** What you should do **
The response should contain every entry, reproduced exactly.

[Listed records Boundary: Start]

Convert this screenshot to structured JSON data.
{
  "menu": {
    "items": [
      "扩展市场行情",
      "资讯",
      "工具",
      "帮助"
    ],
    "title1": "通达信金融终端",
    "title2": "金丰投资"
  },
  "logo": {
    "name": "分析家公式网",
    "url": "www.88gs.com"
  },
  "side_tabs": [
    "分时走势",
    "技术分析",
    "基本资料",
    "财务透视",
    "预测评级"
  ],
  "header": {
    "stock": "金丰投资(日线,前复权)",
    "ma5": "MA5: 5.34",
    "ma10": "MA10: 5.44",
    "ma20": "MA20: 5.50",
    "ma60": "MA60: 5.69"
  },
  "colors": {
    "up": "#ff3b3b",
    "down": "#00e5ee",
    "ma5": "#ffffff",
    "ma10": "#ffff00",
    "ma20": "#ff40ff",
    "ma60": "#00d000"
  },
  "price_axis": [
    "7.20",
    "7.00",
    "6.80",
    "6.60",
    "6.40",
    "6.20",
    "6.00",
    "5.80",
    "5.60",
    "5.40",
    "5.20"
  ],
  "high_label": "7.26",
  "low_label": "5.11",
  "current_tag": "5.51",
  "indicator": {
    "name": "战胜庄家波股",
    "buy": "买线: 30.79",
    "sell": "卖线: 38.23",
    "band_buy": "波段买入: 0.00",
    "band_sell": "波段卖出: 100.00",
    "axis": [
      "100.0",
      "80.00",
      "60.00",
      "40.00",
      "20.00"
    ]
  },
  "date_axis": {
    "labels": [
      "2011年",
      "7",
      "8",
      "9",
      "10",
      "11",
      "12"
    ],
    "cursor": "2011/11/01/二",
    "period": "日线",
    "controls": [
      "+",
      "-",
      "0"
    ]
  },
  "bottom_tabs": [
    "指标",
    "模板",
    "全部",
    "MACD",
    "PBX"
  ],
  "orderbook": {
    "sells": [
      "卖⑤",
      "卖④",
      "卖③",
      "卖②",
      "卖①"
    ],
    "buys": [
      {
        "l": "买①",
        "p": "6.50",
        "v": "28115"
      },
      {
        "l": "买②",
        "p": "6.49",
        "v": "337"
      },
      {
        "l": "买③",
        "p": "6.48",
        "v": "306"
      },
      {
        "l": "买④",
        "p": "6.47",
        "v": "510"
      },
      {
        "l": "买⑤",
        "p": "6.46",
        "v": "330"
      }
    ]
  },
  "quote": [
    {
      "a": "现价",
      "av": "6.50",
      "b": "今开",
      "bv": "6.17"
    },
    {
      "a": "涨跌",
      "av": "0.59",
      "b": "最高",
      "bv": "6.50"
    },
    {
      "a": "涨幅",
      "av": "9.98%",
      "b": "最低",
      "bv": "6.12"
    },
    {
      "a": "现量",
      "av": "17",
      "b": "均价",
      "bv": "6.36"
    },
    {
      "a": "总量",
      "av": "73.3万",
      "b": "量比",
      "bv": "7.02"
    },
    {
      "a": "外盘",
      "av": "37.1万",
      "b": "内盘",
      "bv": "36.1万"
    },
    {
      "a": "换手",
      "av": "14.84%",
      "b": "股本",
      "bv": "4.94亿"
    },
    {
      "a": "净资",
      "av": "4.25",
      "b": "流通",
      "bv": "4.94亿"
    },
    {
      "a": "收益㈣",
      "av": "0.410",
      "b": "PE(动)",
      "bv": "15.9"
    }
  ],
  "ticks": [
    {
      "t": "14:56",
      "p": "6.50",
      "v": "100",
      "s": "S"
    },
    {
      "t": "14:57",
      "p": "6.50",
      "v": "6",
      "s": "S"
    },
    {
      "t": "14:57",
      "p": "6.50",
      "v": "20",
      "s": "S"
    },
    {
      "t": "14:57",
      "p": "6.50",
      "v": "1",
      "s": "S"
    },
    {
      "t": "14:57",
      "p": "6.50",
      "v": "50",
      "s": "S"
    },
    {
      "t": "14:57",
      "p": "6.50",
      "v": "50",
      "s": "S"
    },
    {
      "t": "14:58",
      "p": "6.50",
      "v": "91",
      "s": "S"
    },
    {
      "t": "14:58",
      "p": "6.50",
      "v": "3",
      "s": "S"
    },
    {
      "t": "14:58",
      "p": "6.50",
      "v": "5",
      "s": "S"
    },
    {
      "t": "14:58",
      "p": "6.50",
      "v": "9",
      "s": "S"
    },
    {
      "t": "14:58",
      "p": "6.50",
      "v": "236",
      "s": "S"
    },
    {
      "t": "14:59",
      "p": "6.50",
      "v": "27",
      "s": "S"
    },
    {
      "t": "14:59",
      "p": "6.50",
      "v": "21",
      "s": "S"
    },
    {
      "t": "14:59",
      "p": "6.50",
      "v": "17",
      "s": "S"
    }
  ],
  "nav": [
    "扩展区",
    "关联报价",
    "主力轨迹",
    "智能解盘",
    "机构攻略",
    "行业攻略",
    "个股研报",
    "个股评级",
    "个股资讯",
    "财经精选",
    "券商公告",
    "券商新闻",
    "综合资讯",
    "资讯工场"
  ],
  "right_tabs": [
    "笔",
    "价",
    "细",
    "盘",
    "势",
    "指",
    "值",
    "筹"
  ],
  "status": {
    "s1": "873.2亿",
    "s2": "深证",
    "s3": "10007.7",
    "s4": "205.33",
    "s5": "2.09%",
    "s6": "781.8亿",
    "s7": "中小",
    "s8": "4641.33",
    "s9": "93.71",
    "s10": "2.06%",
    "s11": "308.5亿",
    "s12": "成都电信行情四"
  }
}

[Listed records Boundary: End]

** Solved problem **
Convert this screenshot to structured JSON data.
{
  "menu": {
    "items": [
      "扩展市场行情",
      "资讯",
      "工具",
      "帮助"
    ],
    "title1": "通达信金融终端",
    "title2": "金丰投资"
  },
  "logo": {
    "name": "分析家公式网",
    "url": "www.88gs.com"
  },
  "side_tabs": [
    "分时走势",
    "技术分析",
    "基本资料",
    "财务透视",
    "预测评级"
  ],
  "header": {
    "stock": "金丰投资(日线,前复权)",
    "ma5": "MA5: 5.34",
    "ma10": "MA10: 5.44",
    "ma20": "MA20: 5.50",
    "ma60": "MA60: 5.69"
  },
  "colors": {
    "up": "#ff3b3b",
    "down": "#00e5ee",
    "ma5": "#ffffff",
    "ma10": "#ffff00",
    "ma20": "#ff40ff",
    "ma60": "#00d000"
  },
  "price_axis": [
    "7.20",
    "7.00",
    "6.80",
    "6.60",
    "6.40",
    "6.20",
    "6.00",
    "5.80",
    "5.60",
    "5.40",
    "5.20"
  ],
  "high_label": "7.26",
  "low_label": "5.11",
  "current_tag": "5.51",
  "indicator": {
    "name": "战胜庄家波股",
    "buy": "买线: 30.79",
    "sell": "卖线: 38.23",
    "band_buy": "波段买入: 0.00",
    "band_sell": "波段卖出: 100.00",
    "axis": [
      "100.0",
      "80.00",
      "60.00",
      "40.00",
      "20.00"
    ]
  },
  "date_axis": {
    "labels": [
      "2011年",
      "7",
      "8",
      "9",
      "10",
      "11",
      "12"
    ],
    "cursor": "2011/11/01/二",
    "period": "日线",
    "controls": [
      "+",
      "-",
      "0"
    ]
  },
  "bottom_tabs": [
    "指标",
    "模板",
    "全部",
    "MACD",
    "PBX"
  ],
  "orderbook": {
    "sells": [
      "卖⑤",
      "卖④",
      "卖③",
      "卖②",
      "卖①"
    ],
    "buys": [
      {
        "l": "买①",
        "p": "6.50",
        "v": "28115"
      },
      {
        "l": "买②",
        "p": "6.49",
        "v": "337"
      },
      {
        "l": "买③",
        "p": "6.48",
        "v": "306"
      },
      {
        "l": "买④",
        "p": "6.47",
        "v": "510"
      },
      {
        "l": "买⑤",
        "p": "6.46",
        "v": "330"
      }
    ]
  },
  "quote": [
    {
      "a": "现价",
      "av": "6.50",
      "b": "今开",
      "bv": "6.17"
    },
    {
      "a": "涨跌",
      "av": "0.59",
      "b": "最高",
      "bv": "6.50"
    },
    {
      "a": "涨幅",
      "av": "9.98%",
      "b": "最低",
      "bv": "6.12"
    },
    {
      "a": "现量",
      "av": "17",
      "b": "均价",
      "bv": "6.36"
    },
    {
      "a": "总量",
      "av": "73.3万",
      "b": "量比",
      "bv": "7.02"
    },
    {
      "a": "外盘",
      "av": "37.1万",
      "b": "内盘",
      "bv": "36.1万"
    },
    {
      "a": "换手",
      "av": "14.84%",
      "b": "股本",
      "bv": "4.94亿"
    },
    {
      "a": "净资",
      "av": "4.25",
      "b": "流通",
      "bv": "4.94亿"
    },
    {
      "a": "收益㈣",
      "av": "0.410",
      "b": "PE(动)",
      "bv": "15.9"
    }
  ],
  "ticks": [
    {
      "t": "14:56",
      "p": "6.50",
      "v": "100",
      "s": "S"
    },
    {
      "t": "14:57",
      "p": "6.50",
      "v": "6",
      "s": "S"
    },
    {
      "t": "14:57",
      "p": "6.50",
      "v": "20",
      "s": "S"
    },
    {
      "t": "14:57",
      "p": "6.50",
      "v": "1",
      "s": "S"
    },
    {
      "t": "14:57",
      "p": "6.50",
      "v": "50",
      "s": "S"
    },
    {
      "t": "14:57",
      "p": "6.50",
      "v": "50",
      "s": "S"
    },
    {
      "t": "14:58",
      "p": "6.50",
      "v": "91",
      "s": "S"
    },
    {
      "t": "14:58",
      "p": "6.50",
      "v": "3",
      "s": "S"
    },
    {
      "t": "14:58",
      "p": "6.50",
      "v": "5",
      "s": "S"
    },
    {
      "t": "14:58",
      "p": "6.50",
      "v": "9",
      "s": "S"
    },
    {
      "t": "14:58",
      "p": "6.50",
      "v": "236",
      "s": "S"
    },
    {
      "t": "14:59",
      "p": "6.50",
      "v": "27",
      "s": "S"
    },
    {
      "t": "14:59",
      "p": "6.50",
      "v": "21",
      "s": "S"
    },
    {
      "t": "14:59",
      "p": "6.50",
      "v": "17",
      "s": "S"
    }
  ],
  "nav": [
    "扩展区",
    "关联报价",
    "主力轨迹",
    "智能解盘",
    "机构攻略",
    "行业攻略",
    "个股研报",
    "个股评级",
    "个股资讯",
    "财经精选",
    "券商公告",
    "券商新闻",
    "综合资讯",
    "资讯工场"
  ],
  "right_tabs": [
    "笔",
    "价",
    "细",
    "盘",
    "势",
    "指",
    "值",
    "筹"
  ],
  "status": {
    "s1": "873.2亿",
    "s2": "深证",
    "s3": "10007.7",
    "s4": "205.33",
    "s5": "2.09%",
    "s6": "781.8亿",
    "s7": "中小",
    "s8": "4641.33",
    "s9": "93.71",
    "s10": "2.06%",
    "s11": "308.5亿",
    "s12": "成都电信行情四"
  }
}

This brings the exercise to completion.